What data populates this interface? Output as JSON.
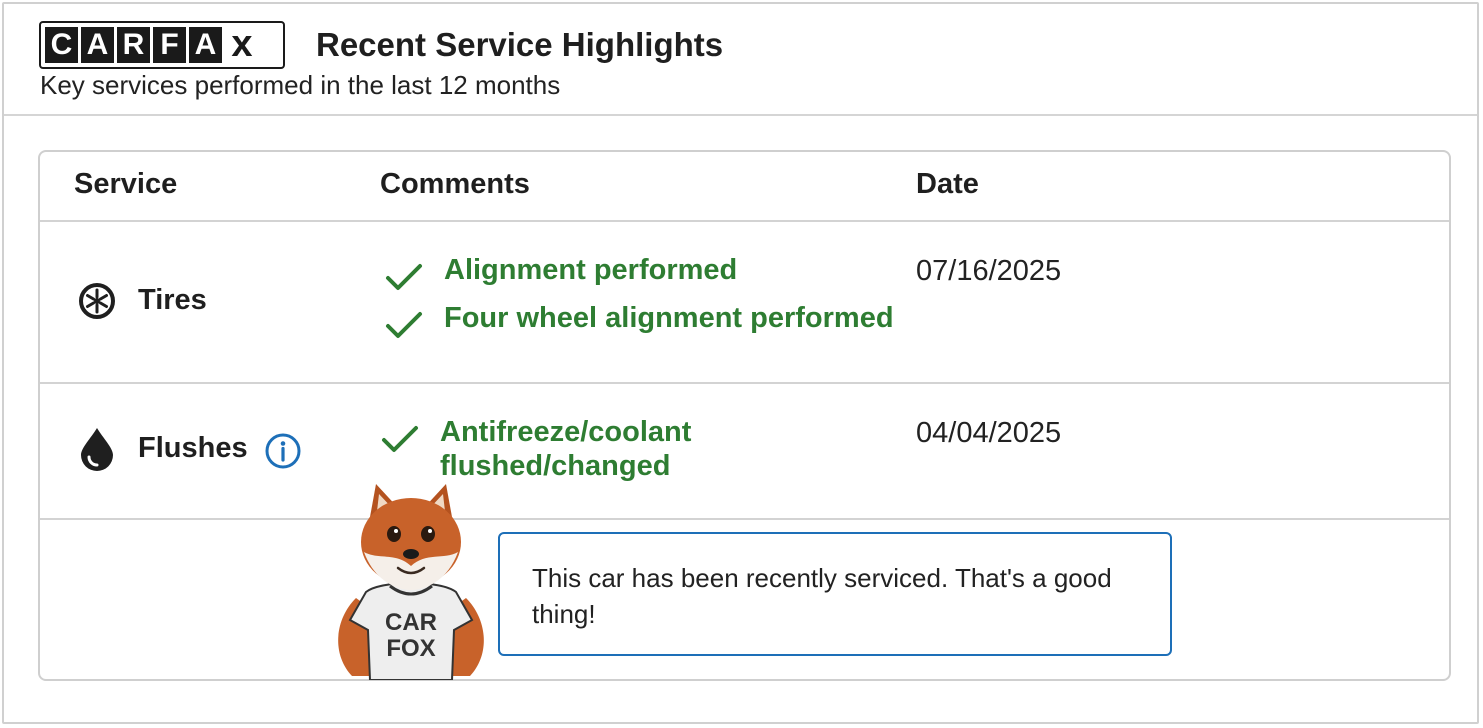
{
  "logo": {
    "letters": [
      "C",
      "A",
      "R",
      "F",
      "A",
      "x"
    ]
  },
  "header": {
    "title": "Recent Service Highlights",
    "subtitle": "Key services performed in the last 12 months"
  },
  "table": {
    "columns": [
      "Service",
      "Comments",
      "Date"
    ],
    "rows": [
      {
        "service": "Tires",
        "icon": "tire-icon",
        "comments": [
          "Alignment performed",
          "Four wheel alignment performed"
        ],
        "date": "07/16/2025"
      },
      {
        "service": "Flushes",
        "icon": "droplet-icon",
        "comments": [
          "Antifreeze/coolant flushed/changed"
        ],
        "date": "04/04/2025"
      }
    ]
  },
  "mascot": {
    "shirt_line1": "CAR",
    "shirt_line2": "FOX"
  },
  "message": "This car has been recently serviced. That's a good thing!",
  "colors": {
    "accent_green": "#2e7d32",
    "info_blue": "#1d6fb8",
    "border_gray": "#cfcfcf"
  }
}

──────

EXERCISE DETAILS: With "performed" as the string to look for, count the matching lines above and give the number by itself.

WORKED SOLUTION: 3